Items from an interface collection:
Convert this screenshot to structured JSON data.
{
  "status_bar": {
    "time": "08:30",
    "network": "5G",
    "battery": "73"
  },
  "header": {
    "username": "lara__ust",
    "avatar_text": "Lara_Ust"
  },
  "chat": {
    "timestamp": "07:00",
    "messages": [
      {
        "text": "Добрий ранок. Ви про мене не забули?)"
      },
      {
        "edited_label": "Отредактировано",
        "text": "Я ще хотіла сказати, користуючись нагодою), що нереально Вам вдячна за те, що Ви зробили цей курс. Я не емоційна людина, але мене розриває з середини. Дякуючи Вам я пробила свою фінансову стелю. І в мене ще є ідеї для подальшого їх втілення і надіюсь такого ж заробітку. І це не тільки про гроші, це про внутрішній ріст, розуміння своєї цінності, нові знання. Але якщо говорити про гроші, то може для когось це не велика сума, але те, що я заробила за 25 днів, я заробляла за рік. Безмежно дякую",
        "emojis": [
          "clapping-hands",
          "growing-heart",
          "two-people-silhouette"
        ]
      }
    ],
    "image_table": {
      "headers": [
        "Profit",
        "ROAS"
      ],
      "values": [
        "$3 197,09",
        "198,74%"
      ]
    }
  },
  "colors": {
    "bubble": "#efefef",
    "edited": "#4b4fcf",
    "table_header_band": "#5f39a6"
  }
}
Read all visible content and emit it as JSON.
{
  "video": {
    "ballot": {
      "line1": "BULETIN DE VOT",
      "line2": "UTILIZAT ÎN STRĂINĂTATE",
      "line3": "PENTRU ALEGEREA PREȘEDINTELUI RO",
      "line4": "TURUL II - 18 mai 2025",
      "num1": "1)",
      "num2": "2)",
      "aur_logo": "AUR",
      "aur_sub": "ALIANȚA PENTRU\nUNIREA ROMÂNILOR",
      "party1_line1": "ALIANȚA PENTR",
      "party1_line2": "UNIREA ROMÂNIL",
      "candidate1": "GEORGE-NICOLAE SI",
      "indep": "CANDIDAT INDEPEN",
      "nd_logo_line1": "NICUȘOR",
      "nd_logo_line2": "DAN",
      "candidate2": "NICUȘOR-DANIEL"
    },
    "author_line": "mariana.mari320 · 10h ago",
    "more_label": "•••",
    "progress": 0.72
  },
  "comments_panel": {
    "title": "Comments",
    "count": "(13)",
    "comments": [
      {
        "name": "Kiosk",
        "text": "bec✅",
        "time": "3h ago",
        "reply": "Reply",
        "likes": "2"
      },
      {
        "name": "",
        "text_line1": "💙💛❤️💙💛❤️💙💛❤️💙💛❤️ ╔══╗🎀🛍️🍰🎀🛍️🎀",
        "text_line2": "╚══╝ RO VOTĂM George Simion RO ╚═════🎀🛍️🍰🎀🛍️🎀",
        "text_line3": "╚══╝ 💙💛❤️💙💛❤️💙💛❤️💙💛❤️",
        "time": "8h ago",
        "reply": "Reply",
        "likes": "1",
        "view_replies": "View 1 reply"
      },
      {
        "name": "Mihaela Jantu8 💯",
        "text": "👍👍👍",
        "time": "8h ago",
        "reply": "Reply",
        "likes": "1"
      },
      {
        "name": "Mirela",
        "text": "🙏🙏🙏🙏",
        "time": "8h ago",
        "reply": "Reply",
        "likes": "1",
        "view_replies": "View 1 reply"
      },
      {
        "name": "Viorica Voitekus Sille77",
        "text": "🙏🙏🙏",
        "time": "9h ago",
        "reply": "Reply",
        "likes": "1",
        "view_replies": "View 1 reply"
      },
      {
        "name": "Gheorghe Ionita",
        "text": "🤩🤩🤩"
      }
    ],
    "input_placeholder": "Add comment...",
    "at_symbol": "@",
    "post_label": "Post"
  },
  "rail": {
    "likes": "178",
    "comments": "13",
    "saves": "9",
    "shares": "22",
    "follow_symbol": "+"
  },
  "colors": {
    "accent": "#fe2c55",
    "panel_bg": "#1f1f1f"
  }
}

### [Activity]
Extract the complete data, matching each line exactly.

### [Task solution]
Convert this screenshot to structured JSON data.
{
  "status_bar": {
    "time": "08:30",
    "network": "5G",
    "battery": "73"
  },
  "header": {
    "username": "lara__ust",
    "avatar_text": "Lara_Ust"
  },
  "chat": {
    "timestamp": "07:00",
    "messages": [
      {
        "text": "Добрий ранок. Ви про мене не забули?)"
      },
      {
        "edited_label": "Отредактировано",
        "text": "Я ще хотіла сказати, користуючись нагодою), що нереально Вам вдячна за те, що Ви зробили цей курс. Я не емоційна людина, але мене розриває з середини. Дякуючи Вам я пробила свою фінансову стелю. І в мене ще є ідеї для подальшого їх втілення і надіюсь такого ж заробітку. І це не тільки про гроші, це про внутрішній ріст, розуміння своєї цінності, нові знання. Але якщо говорити про гроші, то може для когось це не велика сума, але те, що я заробила за 25 днів, я заробляла за рік. Безмежно дякую",
        "emojis": [
          "clapping-hands",
          "growing-heart",
          "two-people-silhouette"
        ]
      }
    ],
    "image_table": {
      "headers": [
        "Profit",
        "ROAS"
      ],
      "values": [
        "$3 197,09",
        "198,74%"
      ]
    }
  },
  "colors": {
    "bubble": "#efefef",
    "edited": "#4b4fcf",
    "table_header_band": "#5f39a6"
  }
}
Read all visible content and emit it as JSON.
{
  "video": {
    "ballot": {
      "line1": "BULETIN DE VOT",
      "line2": "UTILIZAT ÎN STRĂINĂTATE",
      "line3": "PENTRU ALEGEREA PREȘEDINTELUI RO",
      "line4": "TURUL II - 18 mai 2025",
      "num1": "1)",
      "num2": "2)",
      "aur_logo": "AUR",
      "aur_sub": "ALIANȚA PENTRU\nUNIREA ROMÂNILOR",
      "party1_line1": "ALIANȚA PENTR",
      "party1_line2": "UNIREA ROMÂNIL",
      "candidate1": "GEORGE-NICOLAE SI",
      "indep": "CANDIDAT INDEPEN",
      "nd_logo_line1": "NICUȘOR",
      "nd_logo_line2": "DAN",
      "candidate2": "NICUȘOR-DANIEL"
    },
    "author_line": "mariana.mari320 · 10h ago",
    "more_label": "•••",
    "progress": 0.72
  },
  "comments_panel": {
    "title": "Comments",
    "count": "(13)",
    "comments": [
      {
        "name": "Kiosk",
        "text": "bec✅",
        "time": "3h ago",
        "reply": "Reply",
        "likes": "2"
      },
      {
        "name": "",
        "text_line1": "💙💛❤️💙💛❤️💙💛❤️💙💛❤️ ╔══╗🎀🛍️🍰🎀🛍️🎀",
        "text_line2": "╚══╝ RO VOTĂM George Simion RO ╚═════🎀🛍️🍰🎀🛍️🎀",
        "text_line3": "╚══╝ 💙💛❤️💙💛❤️💙💛❤️💙💛❤️",
        "time": "8h ago",
        "reply": "Reply",
        "likes": "1",
        "view_replies": "View 1 reply"
      },
      {
        "name": "Mihaela Jantu8 💯",
        "text": "👍👍👍",
        "time": "8h ago",
        "reply": "Reply",
        "likes": "1"
      },
      {
        "name": "Mirela",
        "text": "🙏🙏🙏🙏",
        "time": "8h ago",
        "reply": "Reply",
        "likes": "1",
        "view_replies": "View 1 reply"
      },
      {
        "name": "Viorica Voitekus Sille77",
        "text": "🙏🙏🙏",
        "time": "9h ago",
        "reply": "Reply",
        "likes": "1",
        "view_replies": "View 1 reply"
      },
      {
        "name": "Gheorghe Ionita",
        "text": "🤩🤩🤩"
      }
    ],
    "input_placeholder": "Add comment...",
    "at_symbol": "@",
    "post_label": "Post"
  },
  "rail": {
    "likes": "178",
    "comments": "13",
    "saves": "9",
    "shares": "22",
    "follow_symbol": "+"
  },
  "colors": {
    "accent": "#fe2c55",
    "panel_bg": "#1f1f1f"
  }
}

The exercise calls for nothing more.